This entire article may have been a flimsy premise for that photoshopped image.

Kevin Wilson: Ron Paul, 2008


Ron Paul's 2008 campaign did a highly unlikely thing: engaged a lot of young people in the Republican primaries through unconventional means. Almost as unlikely as, say, Indiana football in a bowl game. Nevertheless, Kevin Wilson has managed to find a niche in a cutthroat arena.

Also, like Ron Paul, Wilson does not believe in making defense spending a high priority.

Jim Harbaugh: Al Gore, 2000






Urban Meyer: George H.W. Bush, 1992


The incumbent President, champion of the Gulf War, George H.W. Bush was also the sitting President during the fall of the USSR. He had plenty of talent returning for '92 as well and was the consensus preseason #1. But then a perfect storm of economic woes, third-party disruption and Bill Clinton's charisma created a monsoon in which any upset might be possible. Also noteworthy that Tim Beckman was at one point on Urban Meyer's staff, making him kind of like the Dan Quayle of this equation.

Kyle Flood: John Edwards, 2008


A reasonably likeable, suspiciously Fallonesque Senator, John Edwards was ultimately done in by getting caught cheating. The affair that came out during his 2008 campaign damaged his credibility irreparably after that, and he just wasn't going to be a hot ticket from that point on.

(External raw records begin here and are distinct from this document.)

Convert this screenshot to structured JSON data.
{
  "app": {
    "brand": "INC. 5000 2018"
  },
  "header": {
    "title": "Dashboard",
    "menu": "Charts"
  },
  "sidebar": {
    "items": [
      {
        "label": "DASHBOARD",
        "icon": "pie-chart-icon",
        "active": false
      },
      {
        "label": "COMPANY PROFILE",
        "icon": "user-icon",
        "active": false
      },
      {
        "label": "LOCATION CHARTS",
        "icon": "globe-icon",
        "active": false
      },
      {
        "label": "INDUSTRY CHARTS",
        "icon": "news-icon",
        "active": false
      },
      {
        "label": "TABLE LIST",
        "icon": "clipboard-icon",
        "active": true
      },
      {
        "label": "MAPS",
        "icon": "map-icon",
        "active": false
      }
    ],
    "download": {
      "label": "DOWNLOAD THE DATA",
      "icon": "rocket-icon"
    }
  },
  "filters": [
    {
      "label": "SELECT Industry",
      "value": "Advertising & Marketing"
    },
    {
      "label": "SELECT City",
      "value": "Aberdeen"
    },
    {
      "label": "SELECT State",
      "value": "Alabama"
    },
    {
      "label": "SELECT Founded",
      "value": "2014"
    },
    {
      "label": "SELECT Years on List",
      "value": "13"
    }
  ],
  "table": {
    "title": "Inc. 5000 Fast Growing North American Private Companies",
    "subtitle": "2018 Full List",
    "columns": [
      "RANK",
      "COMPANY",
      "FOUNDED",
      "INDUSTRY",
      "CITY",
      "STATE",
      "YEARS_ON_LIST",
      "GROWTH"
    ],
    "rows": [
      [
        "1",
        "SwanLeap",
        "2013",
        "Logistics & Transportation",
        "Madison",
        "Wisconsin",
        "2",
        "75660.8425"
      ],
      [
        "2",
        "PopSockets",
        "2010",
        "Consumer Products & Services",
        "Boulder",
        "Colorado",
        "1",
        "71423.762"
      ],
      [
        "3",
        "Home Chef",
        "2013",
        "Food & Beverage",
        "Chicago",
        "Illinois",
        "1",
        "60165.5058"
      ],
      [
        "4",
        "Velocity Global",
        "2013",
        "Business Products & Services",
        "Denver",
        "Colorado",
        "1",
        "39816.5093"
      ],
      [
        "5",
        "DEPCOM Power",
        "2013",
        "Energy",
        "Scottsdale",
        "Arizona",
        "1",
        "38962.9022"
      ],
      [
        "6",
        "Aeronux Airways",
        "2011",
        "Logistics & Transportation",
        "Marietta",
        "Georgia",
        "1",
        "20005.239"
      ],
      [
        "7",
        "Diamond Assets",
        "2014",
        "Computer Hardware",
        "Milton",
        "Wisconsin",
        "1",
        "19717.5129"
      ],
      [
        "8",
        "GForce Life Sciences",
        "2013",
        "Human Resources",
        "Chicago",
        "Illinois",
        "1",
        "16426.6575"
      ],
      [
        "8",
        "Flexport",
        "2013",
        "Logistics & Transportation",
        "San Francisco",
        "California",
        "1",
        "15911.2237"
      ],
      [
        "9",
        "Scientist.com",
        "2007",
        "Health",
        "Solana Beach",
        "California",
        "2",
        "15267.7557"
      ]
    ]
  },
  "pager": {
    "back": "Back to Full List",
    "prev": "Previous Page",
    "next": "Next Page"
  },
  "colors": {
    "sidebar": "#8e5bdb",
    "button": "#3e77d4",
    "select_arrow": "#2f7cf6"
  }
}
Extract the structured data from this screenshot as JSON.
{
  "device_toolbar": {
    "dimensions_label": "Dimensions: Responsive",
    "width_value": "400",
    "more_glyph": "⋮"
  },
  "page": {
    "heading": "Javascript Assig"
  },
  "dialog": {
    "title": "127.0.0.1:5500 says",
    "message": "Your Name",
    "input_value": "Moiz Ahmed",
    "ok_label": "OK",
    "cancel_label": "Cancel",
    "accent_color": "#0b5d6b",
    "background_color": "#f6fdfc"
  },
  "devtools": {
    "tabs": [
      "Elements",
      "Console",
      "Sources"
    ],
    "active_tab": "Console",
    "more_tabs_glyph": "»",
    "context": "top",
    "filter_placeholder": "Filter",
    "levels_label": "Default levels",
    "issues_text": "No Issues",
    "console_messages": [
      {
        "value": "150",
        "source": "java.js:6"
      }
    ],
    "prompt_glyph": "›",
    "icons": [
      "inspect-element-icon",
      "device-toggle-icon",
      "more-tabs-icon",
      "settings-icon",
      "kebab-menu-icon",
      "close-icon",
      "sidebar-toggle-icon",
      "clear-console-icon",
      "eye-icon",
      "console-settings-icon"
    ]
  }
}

Kyle Flood could have won a lot of games and still not have been able to outrun this stampede of embarrassment in which he got caught.

Randy Edsall: John Ewards, 2004

In 2004, an electoral college voter in Minnesota, committed to the Kerry/Edwards ticket, wrote in John Ewards instead. Therefore, in perpetuity, John Ewards will be credited with receiving an electoral vote in the 2004 general election.

A bizarre and deeply disturbing footnote in history. But enough about Randy Edsall.

James Franklin: Howard Dean, 2004


Mark Dantonio: Richard Nixon, 1960

mark dantonio

You know why.

Paul Chryst: Martin O'Malley